At 11,000 feet, Dayara Bugyal is one of the major tourist attractions in the Uttarkashi district of Uttarakhand. But there was a problem. Besides the tourist pressure and overgrazing in the meadow, two water streams have been eroding the delicate soil of the bugyal and damaged a large patch of this alpine meadow, creating huge cracks in it.
To address this problem, the pastoral community was provided alternative sites for cattle grazing and the flow of tourists in the meadow was regulated. Besides this, the government used eco-friendly techniques to treat the soil erosion in more than 6,600 square meter area of this Bugyal.
Large mats made of coconut husk were laid to accelerate the regeneration of local vegetation. Besides, a large number of gunny bags filled with pine leaves and bamboo sticks were used to channelize the flow of water streams and make check dams. This blunted the corrosive effect of water and arrested soil erosion.
“The method we applied was quite economical and we used all local organic stuff which will act as manure in a few years. We slowed down the water flow so that even if soil flows from the upper part of bugyal, it will get deposited a little lower in the meadow itself. Now where we have laid down the geotextile mats (made of coconut husk), the vegetation is reviving because these mats are maintaining the required moisture and temperature,” Sandeep Kumar, the divisional forest officer of Uttarkashi forest division, told Mongabay-India.
Role of the local community
Conservation experts say that the local community’s role is critical in preserving or restoring such a fragile ecosystem. Zoologist C.S. Negi, who has written many papers on Himalayan ecology, is also overseeing a research project on the meadows of Chipla Kedar area in Pithoragarh district of Uttarakhand.

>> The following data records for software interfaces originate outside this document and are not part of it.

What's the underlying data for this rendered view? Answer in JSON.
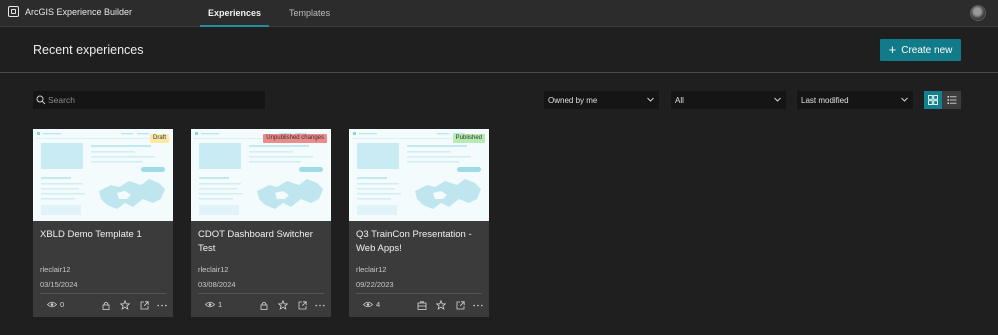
{
  "header": {
    "app_name": "ArcGIS Experience Builder",
    "tabs": [
      {
        "label": "Experiences",
        "active": true
      },
      {
        "label": "Templates",
        "active": false
      }
    ]
  },
  "page": {
    "title": "Recent experiences",
    "create_button": "Create new"
  },
  "filters": {
    "search_placeholder": "Search",
    "owner": "Owned by me",
    "type": "All",
    "sort": "Last modified",
    "view": "grid"
  },
  "colors": {
    "accent": "#117b8a",
    "badge_draft": "#fbe9a4",
    "badge_unpublished": "#ed8a8a",
    "badge_published": "#b6ecb0"
  },
  "cards": [
    {
      "title": "XBLD Demo Template 1",
      "status": "Draft",
      "owner": "rleclair12",
      "date": "03/15/2024",
      "views": "0"
    },
    {
      "title": "CDOT Dashboard Switcher Test",
      "status": "Unpublished changes",
      "owner": "rleclair12",
      "date": "03/08/2024",
      "views": "1"
    },
    {
      "title": "Q3 TrainCon Presentation - Web Apps!",
      "status": "Published",
      "owner": "rleclair12",
      "date": "09/22/2023",
      "views": "4"
    }
  ],
  "card_icons": [
    "eye-icon",
    "lock-icon",
    "star-icon",
    "open-external-icon",
    "more-icon"
  ]
}
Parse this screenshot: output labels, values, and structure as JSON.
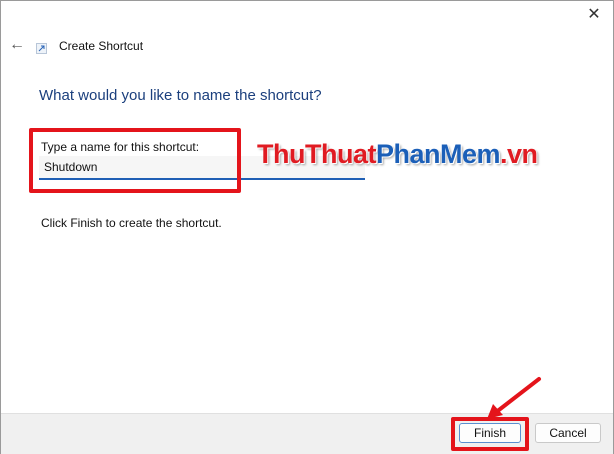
{
  "window": {
    "title": "Create Shortcut",
    "close_glyph": "✕",
    "back_glyph": "←"
  },
  "content": {
    "heading": "What would you like to name the shortcut?",
    "name_label": "Type a name for this shortcut:",
    "name_value": "Shutdown",
    "instruction": "Click Finish to create the shortcut."
  },
  "footer": {
    "finish_label": "Finish",
    "cancel_label": "Cancel"
  },
  "watermark": {
    "part1": "ThuThuat",
    "part2": "PhanMem",
    "part3": ".vn"
  },
  "colors": {
    "heading": "#1b3f7d",
    "highlight": "#e4141b",
    "input_underline": "#1f5fb5"
  },
  "icons": [
    "close-icon",
    "back-arrow-icon",
    "shortcut-icon",
    "annotation-arrow"
  ]
}
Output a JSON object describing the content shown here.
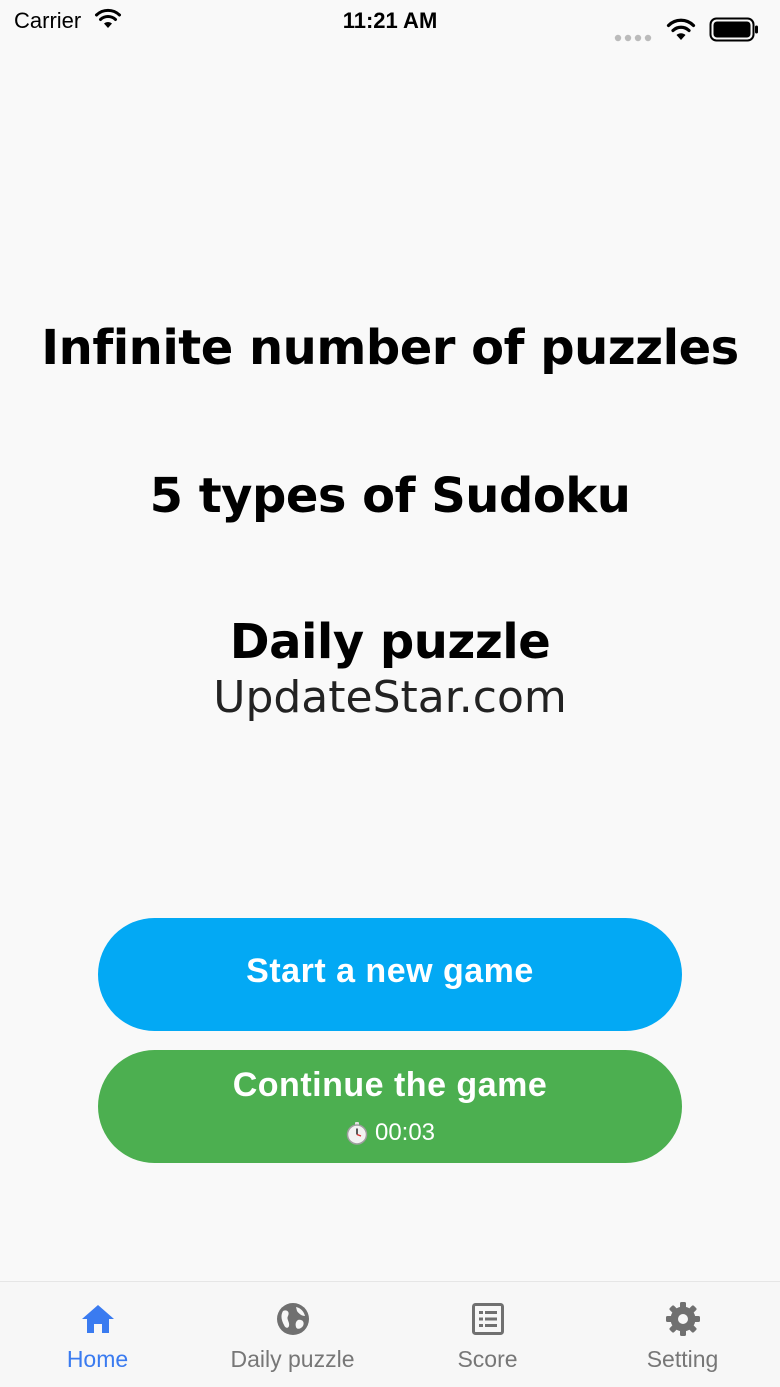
{
  "status_bar": {
    "carrier": "Carrier",
    "time": "11:21 AM"
  },
  "headlines": {
    "line1": "Infinite number of puzzles",
    "line2": "5 types of Sudoku",
    "line3": "Daily puzzle"
  },
  "watermark": "UpdateStar.com",
  "buttons": {
    "new_game": "Start a new game",
    "continue_game": "Continue the game",
    "elapsed_time": "00:03"
  },
  "tabs": [
    {
      "label": "Home",
      "icon": "home-icon",
      "active": true
    },
    {
      "label": "Daily puzzle",
      "icon": "globe-icon",
      "active": false
    },
    {
      "label": "Score",
      "icon": "list-icon",
      "active": false
    },
    {
      "label": "Setting",
      "icon": "gear-icon",
      "active": false
    }
  ],
  "colors": {
    "new_game_button": "#03a9f4",
    "continue_button": "#4caf50",
    "active_tab": "#3a7bf0",
    "inactive_tab": "#777777"
  }
}
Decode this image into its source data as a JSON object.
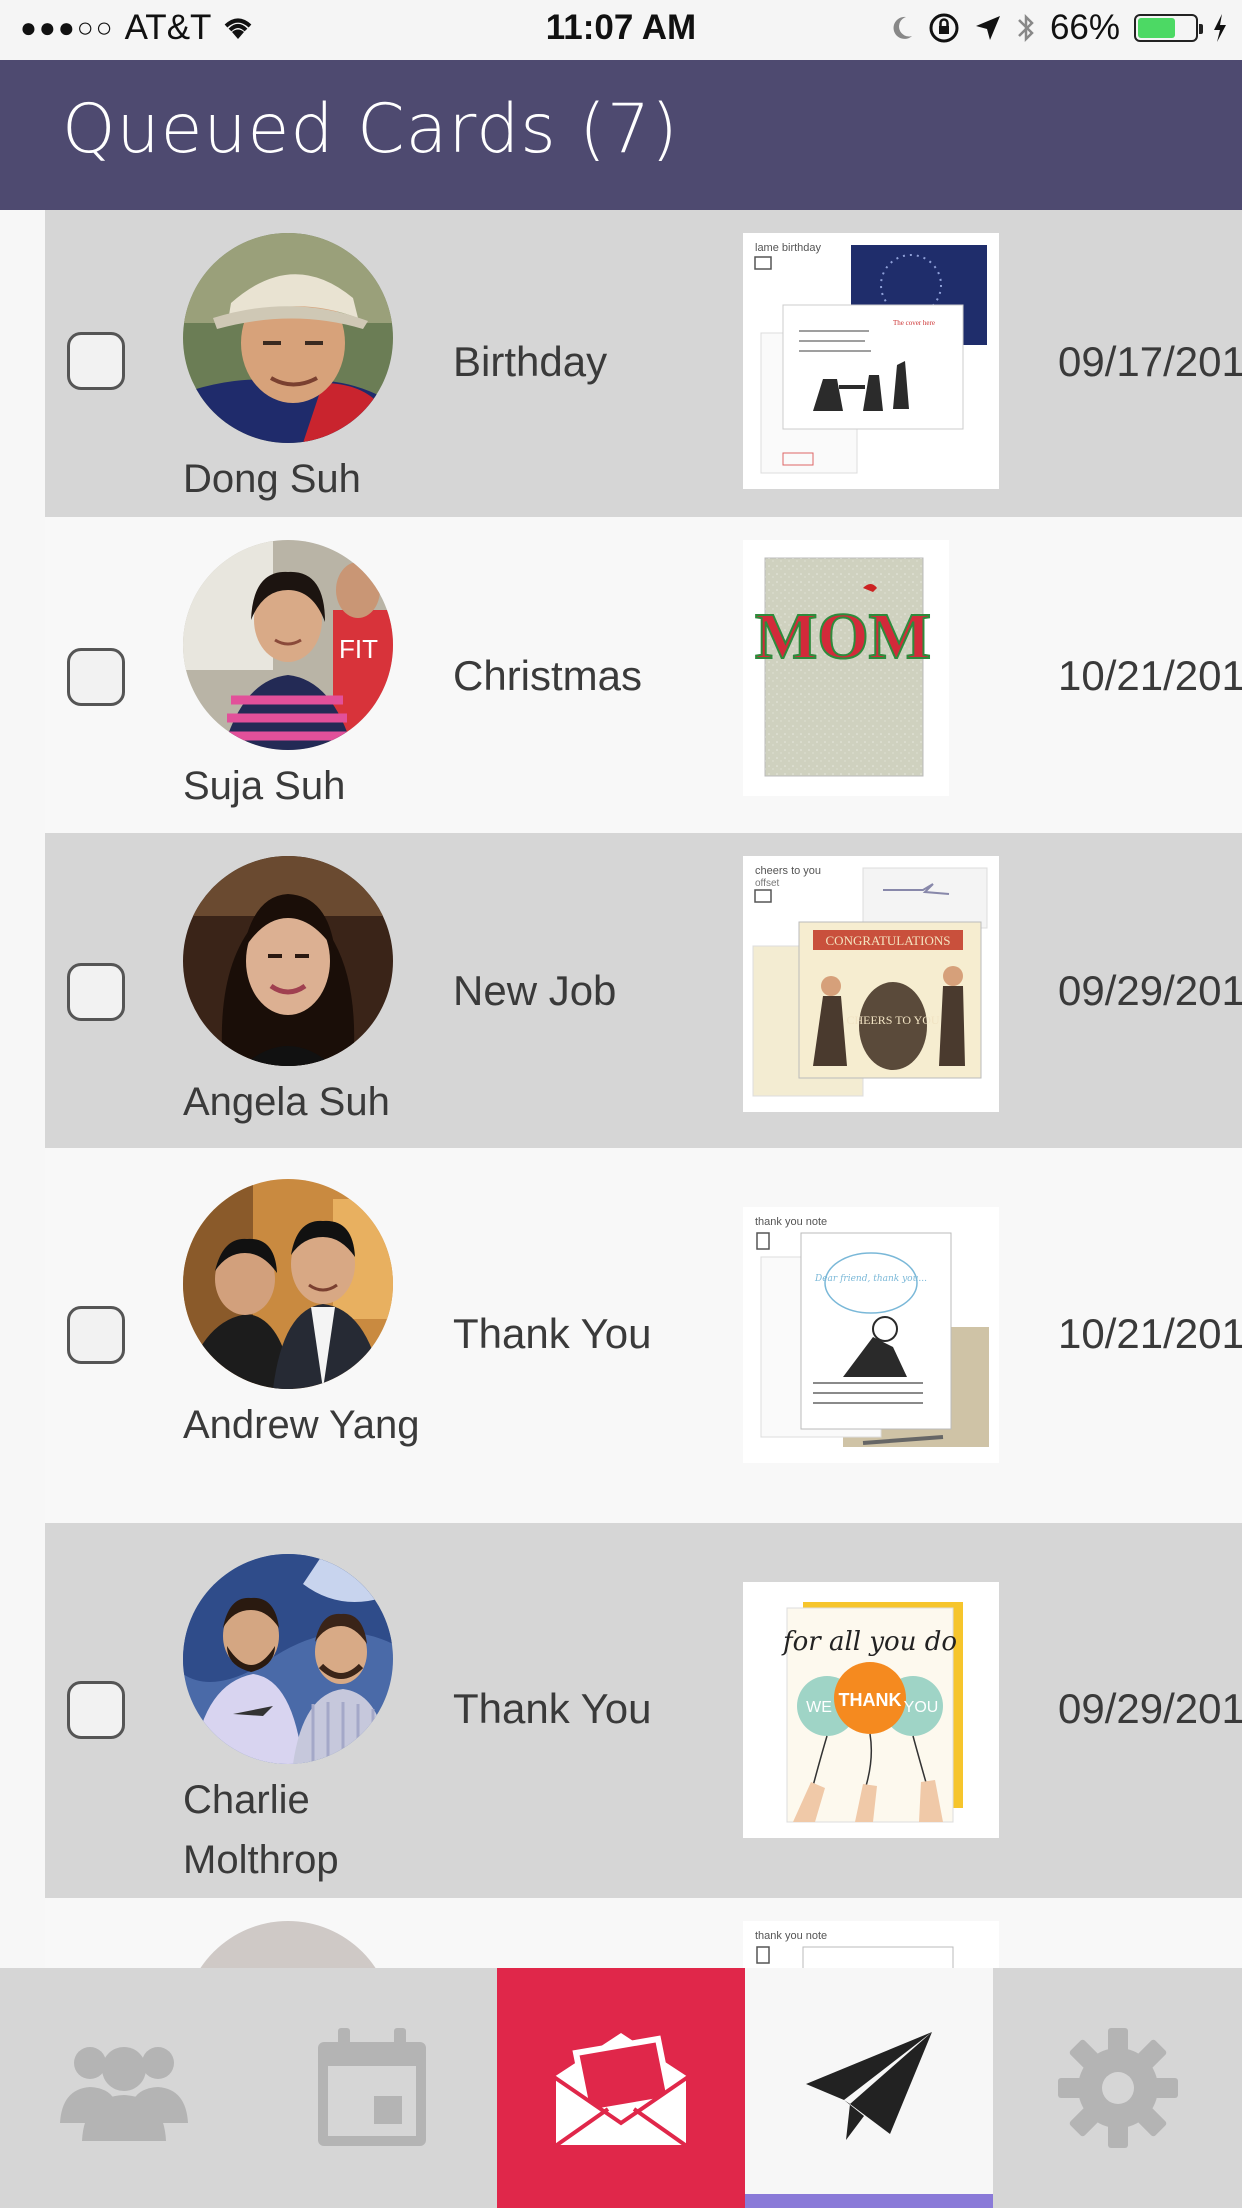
{
  "status_bar": {
    "signal": "●●●○○",
    "carrier": "AT&T",
    "time": "11:07 AM",
    "battery": "66%",
    "battery_level": 0.66
  },
  "header": {
    "title": "Queued Cards (7)"
  },
  "rows": [
    {
      "name": "Dong Suh",
      "occasion": "Birthday",
      "date": "09/17/201"
    },
    {
      "name": "Suja Suh",
      "occasion": "Christmas",
      "date": "10/21/201"
    },
    {
      "name": "Angela Suh",
      "occasion": "New Job",
      "date": "09/29/201"
    },
    {
      "name": "Andrew Yang",
      "occasion": "Thank You",
      "date": "10/21/201"
    },
    {
      "name": "Charlie Molthrop",
      "occasion": "Thank You",
      "date": "09/29/201"
    }
  ],
  "cards": {
    "birthday_label": "lame birthday",
    "birthday_note": "The cover here",
    "mom_text": "MOM",
    "cheers_label": "cheers to you",
    "cheers_sub": "offset",
    "cheers_banner": "CONGRATULATIONS",
    "cheers_barrel": "CHEERS TO YOU",
    "thanks_label": "thank you note",
    "thanks_bubble": "Dear friend, thank you...",
    "foryou_text": "for all you do",
    "foryou_we": "WE",
    "foryou_thank": "THANK",
    "foryou_you": "YOU",
    "partial_label": "thank you note"
  },
  "tabs": [
    {
      "name": "people",
      "icon": "people-icon"
    },
    {
      "name": "calendar",
      "icon": "calendar-icon"
    },
    {
      "name": "cards",
      "icon": "envelope-icon"
    },
    {
      "name": "queued",
      "icon": "paper-plane-icon"
    },
    {
      "name": "settings",
      "icon": "gear-icon"
    }
  ],
  "colors": {
    "header": "#4e4a70",
    "row_shaded": "#d6d6d6",
    "accent_red": "#e0274a",
    "indicator": "#8a7ad8"
  }
}
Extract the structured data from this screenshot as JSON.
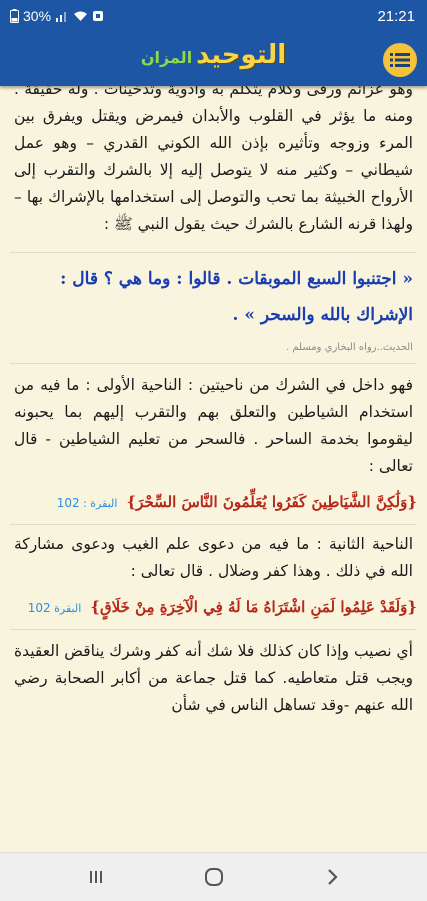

“When we saw the yield of medicinal herbs is declining and the bugyal was degrading, we organised a meeting of Van Panchayat members of nearby villages. During the discussion, the villagers admitted [that] not only the yield of herbs is declining, but the ecosystem is also disturbed. We explained to them how people in the neighboring countries like Bhutan and Nepal had harvested these herbs sustainably and protected the ecosystem,” Negi told Mongabay-India.
Negi says the community has been very supportive and agreed to follow the prescribed steps.
“We have asked them not to crowd and stay at the bugyals during night time. If they do not spend the night in the bugyals, it causes less damage as wood is not used for cooking. This also prevents the littering of meadows. Above all, this reduces the overexploitation of the medicinal wealth present there, which is so important for their livelihood,” Negi told Mongabay-India.
Banner image: Conservation efforts using eco friendly methods in Dayara Bugyal of Uttarkashi. Photo courtesy Uttarakhand Forest Department.
Editor’s note: A factual detail regarding snow line has been corrected in the story since its publication.